* [AIM OF THE TASK]: Give the entries again, exactly as they stand.
── RECORDS ──
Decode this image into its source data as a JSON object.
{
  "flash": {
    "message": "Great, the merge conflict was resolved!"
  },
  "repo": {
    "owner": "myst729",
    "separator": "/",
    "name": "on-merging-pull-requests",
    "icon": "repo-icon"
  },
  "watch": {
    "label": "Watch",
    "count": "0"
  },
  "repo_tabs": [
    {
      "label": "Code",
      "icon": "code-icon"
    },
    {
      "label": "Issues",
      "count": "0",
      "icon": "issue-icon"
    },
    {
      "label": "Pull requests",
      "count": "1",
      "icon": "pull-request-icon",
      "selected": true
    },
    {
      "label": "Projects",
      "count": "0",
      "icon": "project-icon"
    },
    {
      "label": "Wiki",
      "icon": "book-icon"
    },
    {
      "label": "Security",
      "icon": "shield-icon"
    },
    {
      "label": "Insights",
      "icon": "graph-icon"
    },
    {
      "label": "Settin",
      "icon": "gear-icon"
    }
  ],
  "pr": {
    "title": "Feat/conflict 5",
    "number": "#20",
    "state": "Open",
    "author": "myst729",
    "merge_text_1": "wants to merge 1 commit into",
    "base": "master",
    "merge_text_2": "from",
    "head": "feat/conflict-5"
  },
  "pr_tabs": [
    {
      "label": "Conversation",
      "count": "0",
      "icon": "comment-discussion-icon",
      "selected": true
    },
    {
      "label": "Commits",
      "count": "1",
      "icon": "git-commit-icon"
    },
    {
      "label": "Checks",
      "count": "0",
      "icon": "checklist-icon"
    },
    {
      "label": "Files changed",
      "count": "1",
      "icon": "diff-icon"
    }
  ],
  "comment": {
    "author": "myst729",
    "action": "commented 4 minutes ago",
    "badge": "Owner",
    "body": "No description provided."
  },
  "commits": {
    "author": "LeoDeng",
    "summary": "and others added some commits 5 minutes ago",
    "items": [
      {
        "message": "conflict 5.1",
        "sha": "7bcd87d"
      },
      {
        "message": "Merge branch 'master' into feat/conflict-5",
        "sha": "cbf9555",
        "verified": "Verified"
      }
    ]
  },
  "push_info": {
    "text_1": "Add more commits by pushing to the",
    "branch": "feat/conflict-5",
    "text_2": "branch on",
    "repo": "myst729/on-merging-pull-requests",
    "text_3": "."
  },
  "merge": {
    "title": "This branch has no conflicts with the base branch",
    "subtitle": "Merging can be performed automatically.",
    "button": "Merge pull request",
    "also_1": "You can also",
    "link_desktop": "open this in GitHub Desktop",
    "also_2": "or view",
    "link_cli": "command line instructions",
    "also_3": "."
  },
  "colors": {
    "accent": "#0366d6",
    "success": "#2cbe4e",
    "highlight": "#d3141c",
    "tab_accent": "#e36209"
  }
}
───
* [YOUR SOLUTION]:
Decode this image into its source data as a JSON object.
{
  "flash": {
    "message": "Great, the merge conflict was resolved!"
  },
  "repo": {
    "owner": "myst729",
    "separator": "/",
    "name": "on-merging-pull-requests",
    "icon": "repo-icon"
  },
  "watch": {
    "label": "Watch",
    "count": "0"
  },
  "repo_tabs": [
    {
      "label": "Code",
      "icon": "code-icon"
    },
    {
      "label": "Issues",
      "count": "0",
      "icon": "issue-icon"
    },
    {
      "label": "Pull requests",
      "count": "1",
      "icon": "pull-request-icon",
      "selected": true
    },
    {
      "label": "Projects",
      "count": "0",
      "icon": "project-icon"
    },
    {
      "label": "Wiki",
      "icon": "book-icon"
    },
    {
      "label": "Security",
      "icon": "shield-icon"
    },
    {
      "label": "Insights",
      "icon": "graph-icon"
    },
    {
      "label": "Settin",
      "icon": "gear-icon"
    }
  ],
  "pr": {
    "title": "Feat/conflict 5",
    "number": "#20",
    "state": "Open",
    "author": "myst729",
    "merge_text_1": "wants to merge 1 commit into",
    "base": "master",
    "merge_text_2": "from",
    "head": "feat/conflict-5"
  },
  "pr_tabs": [
    {
      "label": "Conversation",
      "count": "0",
      "icon": "comment-discussion-icon",
      "selected": true
    },
    {
      "label": "Commits",
      "count": "1",
      "icon": "git-commit-icon"
    },
    {
      "label": "Checks",
      "count": "0",
      "icon": "checklist-icon"
    },
    {
      "label": "Files changed",
      "count": "1",
      "icon": "diff-icon"
    }
  ],
  "comment": {
    "author": "myst729",
    "action": "commented 4 minutes ago",
    "badge": "Owner",
    "body": "No description provided."
  },
  "commits": {
    "author": "LeoDeng",
    "summary": "and others added some commits 5 minutes ago",
    "items": [
      {
        "message": "conflict 5.1",
        "sha": "7bcd87d"
      },
      {
        "message": "Merge branch 'master' into feat/conflict-5",
        "sha": "cbf9555",
        "verified": "Verified"
      }
    ]
  },
  "push_info": {
    "text_1": "Add more commits by pushing to the",
    "branch": "feat/conflict-5",
    "text_2": "branch on",
    "repo": "myst729/on-merging-pull-requests",
    "text_3": "."
  },
  "merge": {
    "title": "This branch has no conflicts with the base branch",
    "subtitle": "Merging can be performed automatically.",
    "button": "Merge pull request",
    "also_1": "You can also",
    "link_desktop": "open this in GitHub Desktop",
    "also_2": "or view",
    "link_cli": "command line instructions",
    "also_3": "."
  },
  "colors": {
    "accent": "#0366d6",
    "success": "#2cbe4e",
    "highlight": "#d3141c",
    "tab_accent": "#e36209"
  }
}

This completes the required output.